MILAN (Reuters) - Italian football federation (FIGC) president Carlo Tavecchio said he has not slept since Monday's World Cup elimination which he blamed firmly on coach Gian Piero Ventura.
Ventura was sacked on Wednesday, two days after a goalless draw at home to Sweden meant that Italy failed to qualify for the World Cup for the first time since 1958.
Tavecchio, 74, is under pressure to follow suit but has so far stood his ground.
"The debacle was technical, the coach made the wrong technical choices," he said in a trailer for a programme which will be broadcast by the Mediaset network on Sunday.
"We played the wrong way; Sweden's players are nearly all over one metre 90 and we kept crossing the ball into the penalty area. We needed our small players, but they were on the bench."
In the interview, conducted in the back seat of a car, Tavecchio accepted that it was his decision to appoint Ventura.
"The coach was chosen by me. I'm under stress, I haven't slept for four days," he said with tears welling in his eyes.
After the match, Ventura apologised for the result but not for the effort shown by his players.
Juventus coach Massimiliano Allegri said that neither goalkeeper Gianluigi Buffon nor defender Andrea Barzagli, who both announced their international retirements after Monday's game, would play in Sunday's Serie A match at Sampdoria.
Buffon won 175 caps for Italy and next year's World Cup in Russia would have been the sixth for the 39-year-old.
"Buffon and Barzagli are fine, they are getting over the disappointment but they won't play," Allegri told reporters.

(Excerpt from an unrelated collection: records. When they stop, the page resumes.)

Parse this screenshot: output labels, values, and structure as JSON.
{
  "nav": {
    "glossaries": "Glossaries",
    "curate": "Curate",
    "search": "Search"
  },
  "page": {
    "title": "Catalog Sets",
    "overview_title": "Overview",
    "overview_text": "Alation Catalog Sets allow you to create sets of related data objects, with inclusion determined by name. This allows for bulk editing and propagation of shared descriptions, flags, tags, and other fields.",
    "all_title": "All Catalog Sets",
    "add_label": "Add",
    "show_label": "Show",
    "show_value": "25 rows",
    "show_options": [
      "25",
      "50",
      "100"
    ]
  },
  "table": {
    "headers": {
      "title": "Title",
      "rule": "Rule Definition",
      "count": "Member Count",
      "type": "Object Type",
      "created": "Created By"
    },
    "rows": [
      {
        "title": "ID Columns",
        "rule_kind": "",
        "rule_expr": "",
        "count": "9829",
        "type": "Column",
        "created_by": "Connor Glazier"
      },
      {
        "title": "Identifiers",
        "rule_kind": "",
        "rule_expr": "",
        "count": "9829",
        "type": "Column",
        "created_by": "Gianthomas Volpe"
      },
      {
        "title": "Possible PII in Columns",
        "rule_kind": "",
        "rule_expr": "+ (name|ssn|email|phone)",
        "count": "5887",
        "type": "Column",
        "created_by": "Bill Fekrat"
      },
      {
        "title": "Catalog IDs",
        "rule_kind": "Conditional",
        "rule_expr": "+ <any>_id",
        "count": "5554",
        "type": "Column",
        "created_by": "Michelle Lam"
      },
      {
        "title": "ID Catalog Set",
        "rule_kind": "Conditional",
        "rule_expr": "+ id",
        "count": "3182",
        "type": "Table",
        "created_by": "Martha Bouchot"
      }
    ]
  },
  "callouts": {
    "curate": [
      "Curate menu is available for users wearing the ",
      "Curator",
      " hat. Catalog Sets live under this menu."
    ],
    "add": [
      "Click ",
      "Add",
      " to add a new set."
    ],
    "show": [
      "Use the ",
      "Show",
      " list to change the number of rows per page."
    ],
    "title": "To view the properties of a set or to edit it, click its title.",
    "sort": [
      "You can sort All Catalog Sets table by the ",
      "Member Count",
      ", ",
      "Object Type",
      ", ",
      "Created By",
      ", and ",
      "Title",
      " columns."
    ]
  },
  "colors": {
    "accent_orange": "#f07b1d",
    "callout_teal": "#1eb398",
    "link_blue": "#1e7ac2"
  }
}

"Life goes on but they need time to get over it. After 15 days with the national team, which has absorbed a great amount of physical and nervous energy, it's only right that they rest."
Allegri, who has won three successive Serie A titles with Juventus, said he was not interested in the Italy job for now.
"It's an ambition of mine, but not at this moment," he said. "I've got plenty on my plate."
(Writing by Brian Homewood in Bern; Editing by Christian Radnedge)